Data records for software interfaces
Content starts

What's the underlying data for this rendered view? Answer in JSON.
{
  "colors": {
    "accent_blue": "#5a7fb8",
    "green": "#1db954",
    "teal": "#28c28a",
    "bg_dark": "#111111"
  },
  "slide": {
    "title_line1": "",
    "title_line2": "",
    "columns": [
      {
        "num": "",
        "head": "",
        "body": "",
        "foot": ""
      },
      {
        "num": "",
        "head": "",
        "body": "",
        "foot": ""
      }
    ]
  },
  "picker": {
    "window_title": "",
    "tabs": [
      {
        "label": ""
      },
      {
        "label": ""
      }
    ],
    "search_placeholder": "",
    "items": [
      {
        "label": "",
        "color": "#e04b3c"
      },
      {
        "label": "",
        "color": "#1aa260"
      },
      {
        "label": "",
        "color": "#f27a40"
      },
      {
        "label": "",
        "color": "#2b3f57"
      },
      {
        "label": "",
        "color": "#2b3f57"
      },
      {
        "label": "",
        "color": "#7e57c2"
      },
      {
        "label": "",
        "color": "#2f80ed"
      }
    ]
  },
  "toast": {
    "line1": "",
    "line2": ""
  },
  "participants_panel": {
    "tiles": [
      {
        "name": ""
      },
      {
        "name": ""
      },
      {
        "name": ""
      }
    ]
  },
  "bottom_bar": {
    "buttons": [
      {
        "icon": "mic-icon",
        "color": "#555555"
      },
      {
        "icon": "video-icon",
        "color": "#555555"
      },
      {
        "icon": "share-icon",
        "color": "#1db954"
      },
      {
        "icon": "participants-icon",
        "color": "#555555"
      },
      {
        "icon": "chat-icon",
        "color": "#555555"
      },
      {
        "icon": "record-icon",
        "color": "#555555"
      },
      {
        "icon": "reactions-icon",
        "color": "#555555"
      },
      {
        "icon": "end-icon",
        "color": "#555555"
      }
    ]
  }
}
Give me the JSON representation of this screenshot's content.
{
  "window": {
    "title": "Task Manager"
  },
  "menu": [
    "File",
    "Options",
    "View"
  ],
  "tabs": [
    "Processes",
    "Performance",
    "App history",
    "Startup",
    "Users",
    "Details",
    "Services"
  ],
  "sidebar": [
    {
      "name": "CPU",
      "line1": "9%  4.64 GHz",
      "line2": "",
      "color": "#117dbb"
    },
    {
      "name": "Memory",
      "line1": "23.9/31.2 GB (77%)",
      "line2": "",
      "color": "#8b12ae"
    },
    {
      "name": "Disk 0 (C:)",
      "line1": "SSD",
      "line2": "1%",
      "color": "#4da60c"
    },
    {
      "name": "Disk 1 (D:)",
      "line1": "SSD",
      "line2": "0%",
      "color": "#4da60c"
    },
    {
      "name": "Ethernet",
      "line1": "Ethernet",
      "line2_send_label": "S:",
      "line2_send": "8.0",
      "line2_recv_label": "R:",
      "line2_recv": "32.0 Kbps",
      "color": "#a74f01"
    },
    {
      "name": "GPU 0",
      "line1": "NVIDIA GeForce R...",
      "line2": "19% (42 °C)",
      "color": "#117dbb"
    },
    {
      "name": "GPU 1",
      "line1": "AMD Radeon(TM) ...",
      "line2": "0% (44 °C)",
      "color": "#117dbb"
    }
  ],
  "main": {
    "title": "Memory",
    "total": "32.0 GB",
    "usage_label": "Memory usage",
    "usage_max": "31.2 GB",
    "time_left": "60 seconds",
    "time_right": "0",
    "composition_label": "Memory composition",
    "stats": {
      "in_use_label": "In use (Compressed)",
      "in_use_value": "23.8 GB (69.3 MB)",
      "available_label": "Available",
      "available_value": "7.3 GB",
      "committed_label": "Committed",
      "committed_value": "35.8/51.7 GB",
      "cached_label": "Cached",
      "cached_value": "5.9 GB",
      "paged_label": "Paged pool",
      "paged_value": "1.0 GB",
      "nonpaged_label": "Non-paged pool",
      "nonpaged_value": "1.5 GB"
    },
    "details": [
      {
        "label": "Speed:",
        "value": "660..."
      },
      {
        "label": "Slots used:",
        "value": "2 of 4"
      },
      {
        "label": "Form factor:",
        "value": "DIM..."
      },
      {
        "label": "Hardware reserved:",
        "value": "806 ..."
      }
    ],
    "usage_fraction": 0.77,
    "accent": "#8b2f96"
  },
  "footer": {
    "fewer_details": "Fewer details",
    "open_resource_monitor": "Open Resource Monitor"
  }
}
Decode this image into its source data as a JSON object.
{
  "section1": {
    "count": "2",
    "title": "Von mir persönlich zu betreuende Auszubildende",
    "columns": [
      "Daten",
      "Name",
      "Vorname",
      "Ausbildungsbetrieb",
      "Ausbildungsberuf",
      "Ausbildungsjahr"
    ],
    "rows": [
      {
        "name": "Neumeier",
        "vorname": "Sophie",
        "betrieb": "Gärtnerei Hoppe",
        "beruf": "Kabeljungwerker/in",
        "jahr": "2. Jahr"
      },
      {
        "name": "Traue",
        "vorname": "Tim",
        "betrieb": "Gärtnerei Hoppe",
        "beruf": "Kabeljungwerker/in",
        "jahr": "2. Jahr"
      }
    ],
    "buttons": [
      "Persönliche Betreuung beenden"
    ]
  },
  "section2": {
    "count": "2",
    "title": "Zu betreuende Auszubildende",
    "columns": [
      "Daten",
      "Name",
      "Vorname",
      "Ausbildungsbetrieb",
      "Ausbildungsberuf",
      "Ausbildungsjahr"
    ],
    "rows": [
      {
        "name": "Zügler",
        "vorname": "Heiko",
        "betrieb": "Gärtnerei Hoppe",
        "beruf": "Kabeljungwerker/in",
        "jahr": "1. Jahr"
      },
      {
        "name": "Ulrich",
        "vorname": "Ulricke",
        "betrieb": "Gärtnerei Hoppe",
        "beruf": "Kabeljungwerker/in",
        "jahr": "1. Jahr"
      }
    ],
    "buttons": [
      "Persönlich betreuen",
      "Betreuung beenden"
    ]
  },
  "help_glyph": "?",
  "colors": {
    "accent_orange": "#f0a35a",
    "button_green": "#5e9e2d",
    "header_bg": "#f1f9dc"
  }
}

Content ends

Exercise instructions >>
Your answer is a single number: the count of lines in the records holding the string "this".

Response to the task >>
3